Again emerging from the sawdust and shavings of my shop, here are eight more quick tips that I hope you will find helpful.
Pictured above, the Big Gator drill guide is great for accurate perpendicular drilling when use of a drill press is impractical, which is surprisingly often. There are cheap tools for the same purpose but this one is nicely machined to tight tolerances and feels solid. This model has holes for 1/8″ – 3/8″ in 1/64″ increments and others are available. Big Gator – they must be in Florida right? Nope, Kansas.
Next to it is a mini ratchet driver that takes 1/4″ hex bits. Whew, this tool has saved the day in tight quarters numerous times. I’ve used it not only with short driver bits but also with short hex shank drill bits. You can probably find one at a local hardware store that’s inexpensive enough to buy before the day you need it.

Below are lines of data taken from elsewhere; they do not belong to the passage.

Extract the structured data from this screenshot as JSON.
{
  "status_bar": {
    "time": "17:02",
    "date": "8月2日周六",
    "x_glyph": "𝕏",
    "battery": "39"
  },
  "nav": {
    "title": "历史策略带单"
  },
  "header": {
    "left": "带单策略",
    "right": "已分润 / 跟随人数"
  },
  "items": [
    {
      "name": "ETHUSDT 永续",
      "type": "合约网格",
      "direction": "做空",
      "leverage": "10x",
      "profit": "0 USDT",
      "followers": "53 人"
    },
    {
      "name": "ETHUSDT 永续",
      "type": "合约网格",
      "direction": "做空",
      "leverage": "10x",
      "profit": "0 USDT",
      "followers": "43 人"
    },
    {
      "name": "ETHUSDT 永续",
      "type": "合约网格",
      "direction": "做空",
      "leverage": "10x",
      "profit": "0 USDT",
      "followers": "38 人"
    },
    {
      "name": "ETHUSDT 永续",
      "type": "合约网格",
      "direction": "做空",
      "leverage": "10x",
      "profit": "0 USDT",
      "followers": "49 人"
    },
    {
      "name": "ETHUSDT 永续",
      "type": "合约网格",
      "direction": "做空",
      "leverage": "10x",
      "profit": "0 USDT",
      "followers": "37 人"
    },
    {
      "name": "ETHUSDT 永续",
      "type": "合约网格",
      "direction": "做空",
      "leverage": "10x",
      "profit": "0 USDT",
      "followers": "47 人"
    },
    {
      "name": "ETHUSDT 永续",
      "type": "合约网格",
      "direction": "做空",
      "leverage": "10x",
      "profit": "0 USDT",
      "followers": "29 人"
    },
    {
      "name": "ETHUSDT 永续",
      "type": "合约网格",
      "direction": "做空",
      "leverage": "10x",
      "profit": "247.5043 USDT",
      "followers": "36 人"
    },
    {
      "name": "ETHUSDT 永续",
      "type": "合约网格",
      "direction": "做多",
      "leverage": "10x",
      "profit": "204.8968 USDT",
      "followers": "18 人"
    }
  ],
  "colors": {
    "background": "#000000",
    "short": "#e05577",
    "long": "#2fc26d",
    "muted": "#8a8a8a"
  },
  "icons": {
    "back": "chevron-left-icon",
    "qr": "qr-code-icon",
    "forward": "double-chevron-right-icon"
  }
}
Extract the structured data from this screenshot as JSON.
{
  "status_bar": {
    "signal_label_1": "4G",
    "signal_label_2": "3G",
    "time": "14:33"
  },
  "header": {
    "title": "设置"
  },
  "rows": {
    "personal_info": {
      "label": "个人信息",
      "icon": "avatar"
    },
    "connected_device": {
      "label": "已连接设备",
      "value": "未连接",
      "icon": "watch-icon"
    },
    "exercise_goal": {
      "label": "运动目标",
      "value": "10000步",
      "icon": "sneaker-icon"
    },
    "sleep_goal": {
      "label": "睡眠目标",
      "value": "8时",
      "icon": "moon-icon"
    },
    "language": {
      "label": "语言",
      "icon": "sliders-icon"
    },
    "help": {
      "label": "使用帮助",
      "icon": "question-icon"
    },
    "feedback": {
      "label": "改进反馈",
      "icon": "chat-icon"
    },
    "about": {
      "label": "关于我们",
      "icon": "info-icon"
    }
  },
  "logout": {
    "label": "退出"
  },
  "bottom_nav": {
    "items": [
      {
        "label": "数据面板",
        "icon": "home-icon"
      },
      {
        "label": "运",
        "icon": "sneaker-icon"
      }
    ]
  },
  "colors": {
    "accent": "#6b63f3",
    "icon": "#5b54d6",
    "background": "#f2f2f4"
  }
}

Below, cork sheet is probably the handiest shop material that comes from trees that isn’t wood or paper. Having just the right balance of firmness and resilience, without a slick surface, it is useful for clamp pads, sanding blocks, pads for metal bench dogs, and so forth. Find it in craft/hobby stores in various thicknesses, with or without PSA backing.
When I bought the transfer punch set four years ago, below left, it vaguely seemed useful but I had nothing specific in mind. Time and again since then, however, I’ve realized, “Oh, I have those, this will be easy.” The set includes 3/32″ – 17/32″ in 1/64″ increments. You could use brad point drill bits for the same purpose but these are more suited to the task and most of us don’t have all those sizes in brad point bits. My set runs about .001″ – .0015″ undersized, which works out fine.
Lee Valley sold me again with the feeler gauge set with unusually long 5 1/2″ fingers. I have a standard length set but this is the one I reach for when tuning machines. The extra length usually proves helpful and, unlike most sets, it goes down to .001″.
Gauge blocks are usually more accurate to use than a rule when making settings at the router table, table saw, and bandsaw. There are more complete and clever sets available but I usually get what I need by combining 1/16″, 1/8″, 3/16″, 1/4″, 3/8″, 1/2″, 1″, and 2″. I suppose I could use a metal 1/32″ instead of the caliper-validated piece of wood I use now.
I’m not sure if I’m on board with all of these silicone gluing accessories but I do like the little textured roller and tray. It is just under 2″ wide but really speeds application on moderate-size open areas. Wait until the glue is dried before cleaning and then it’s amazing how it peels off.
Accept no look-alikes; Sharpies are awesome! They write on just about anything – router bits, jig hardware, storage units, and on and on. I write lots of notes on jigs, templates, and tools to save head scratching later on. Oh, and be sure to keep at least one handy in the shop in case anyone stops by with an autograph request.
The Metallic Silver Sharpie is a great all-around lumber marker that shows well on planed and rough wood of any species. It doesn’t tend to bleed in like the regular colors. I wish they also made it in the Super size point.
More tips coming soon.